Research by Holyrood PR has shown that Dundee social media users are some of the friendliest in Scotland.
The research is part of a unique report that measures how friendly people are based on their use of social media.
The report ranks how ‘friendly’ Scottish social media users are based on their likelihood to ‘like’, ‘comment’ or share posts uploaded by other Facebook users.
The data – taken over a 12 month period - shows that Scots as a whole are more likely to engage with others on Facebook when compared with the average user worldwide, but some Scottish cities can be seen to be less friendly than others. Ten key towns and cities around the country were measured by Holyrood PR’s digital team and ranked in terms of friendliness.
Dundee came in fourth behind Lerwick, Falkirk and Stromness.
Glasgow placed last in the list with some Facebook users engaging as little as two times a month with other Facebook users. Edinburgh also falls short placing ninth with Edinburgh based Facebook users engaging as few as seven times with other Facebook users over a month.
Lerwick , Falkirk and Stromness on Orkney are all closely tied together in average number of engagements over a month, with a Facebook user in Lerwick or Falkirk being almost eight times more likely to engage with other Facebook users.
Kenny Murray, Digital Expert at Holyrood PR, undertook the research to show the impact of social media in Scotland. He said: “Social media is now so integrally knitted into the fabric of Scottish society – with most people under 25 using it as their sole means of communication or as an information-gathering tool.
“So a unique survey of this type offers an important insight into attitudes and behaviour of Scottish citizens.
“This latest data shows that Glasgow doesn’t actually live up to its reputation as the friendly city. In fact, it’s almost eight times less ‘friendly’ than Lerwick or Falkirk.
“And its traditional rival, Edinburgh, can’t claim any advantage as it only ended up one spot higher in ninth place.
“Glasgow’s failure could be attributed to small tight pockets of community which may actually be holding out as the last bastions of person to person engagement, and so resisting the pull to only converse via social media. Whereas, those in remote locations are simply making the best of online tools to remain in touch across distances.”
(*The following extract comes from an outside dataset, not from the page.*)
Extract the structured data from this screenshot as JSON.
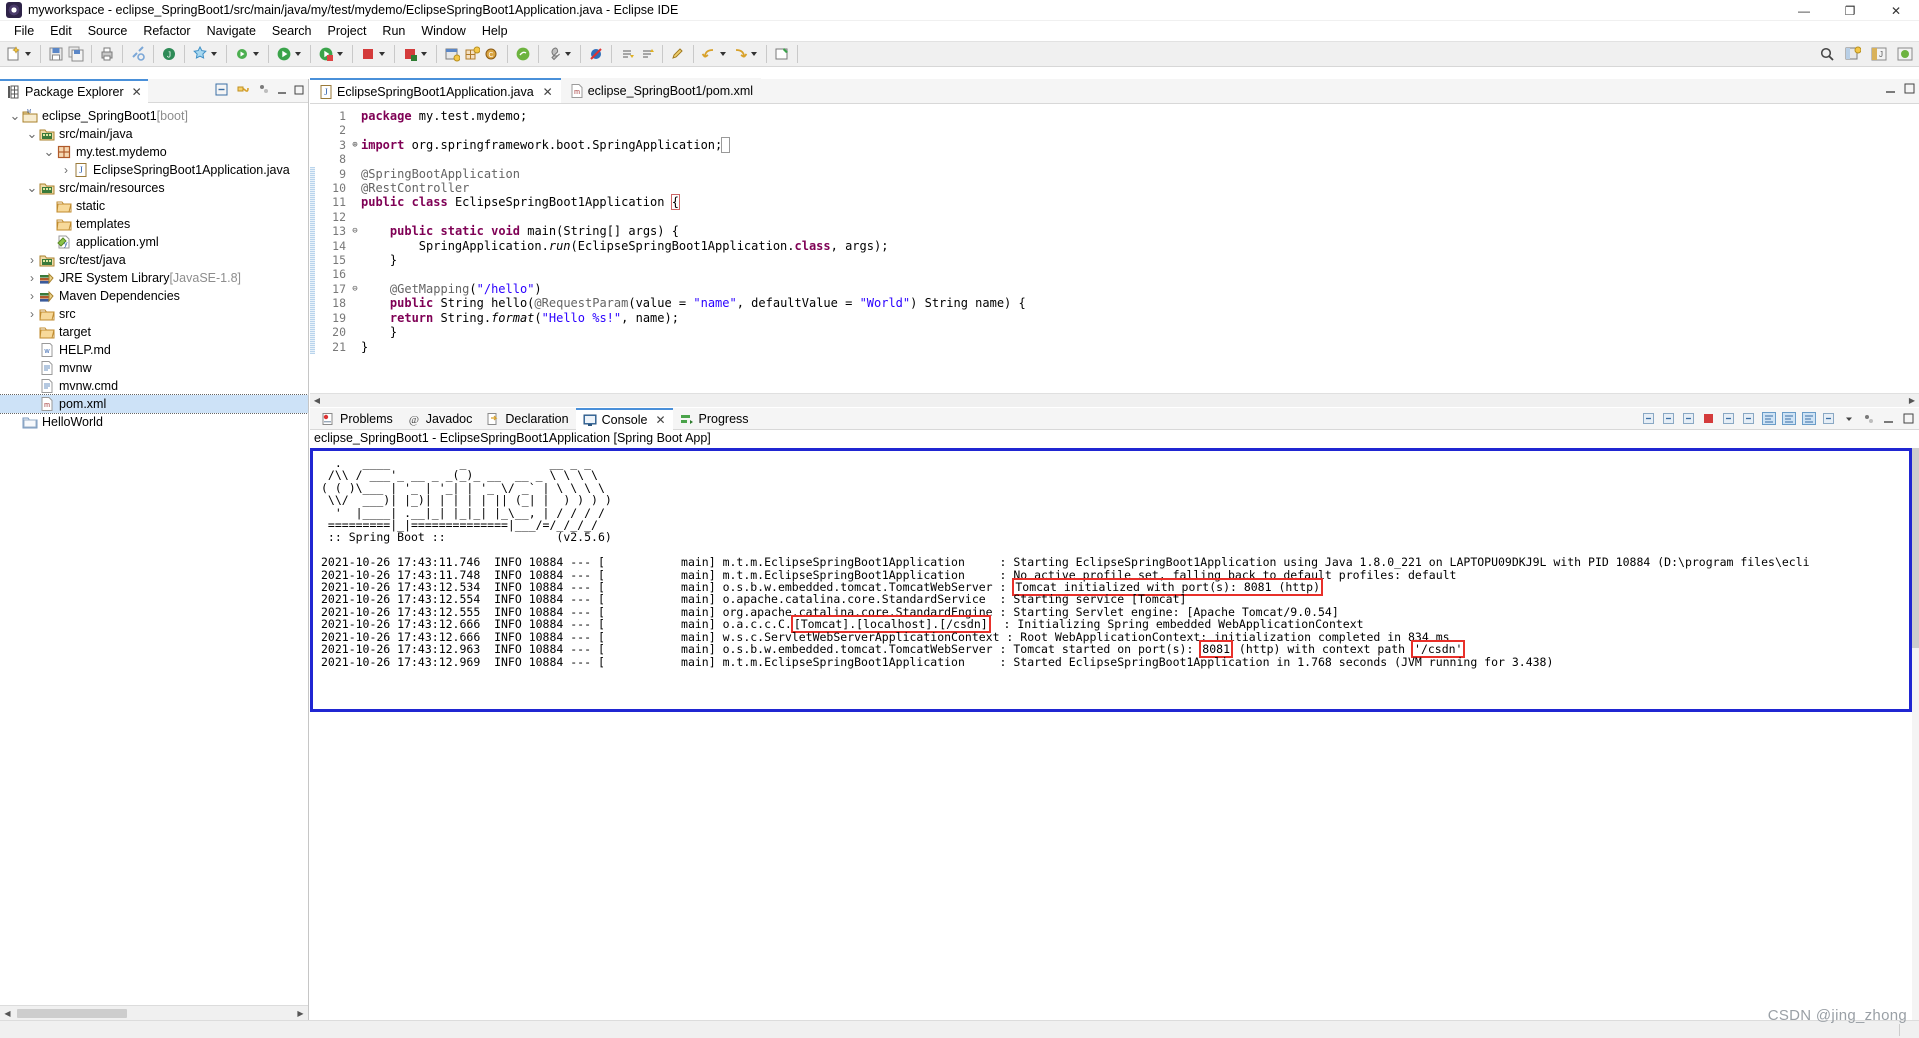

Holyrood PR also released data showing how susceptible Scots are to advertised posts on Facebook.
Falkirk leads the way with residents clicking an average of 19 advertisements in a monthly period, followed closely by Lerwick and Dundee residents.
However, Glaswegian and Edinburgh residents stayed true to their cynical nature, with Glaswegians being ten times less likely to click on an advertisement than those from Falkirk and Edinburgh residents being 50% less likely to engage with advertisements.
Kenny Murray added: “While this survey has a fun element, it does present a serious side. The data showing susceptibility to advertisements provides extremely useful intelligence for businesses and their sales and marketing teams. With many brands opting to pay heavily to target consumers through social media, it’s vital to understand just how much impact these adverts are actually having.
“With residents in two of the main cities being massively underwhelmed by advertisements, brands could be throwing money away if they don’t accurately analyse their online audiences.
“Facebook likes to hold their cards close to their chest in terms of their costing regime and how it’s decided, however if you don’t understand how likely people are to click your ad, you can’t even accurately assess how much you should be spending. We’ve heard stories of people being wildly overcharged because they don’t dig below the surface level.”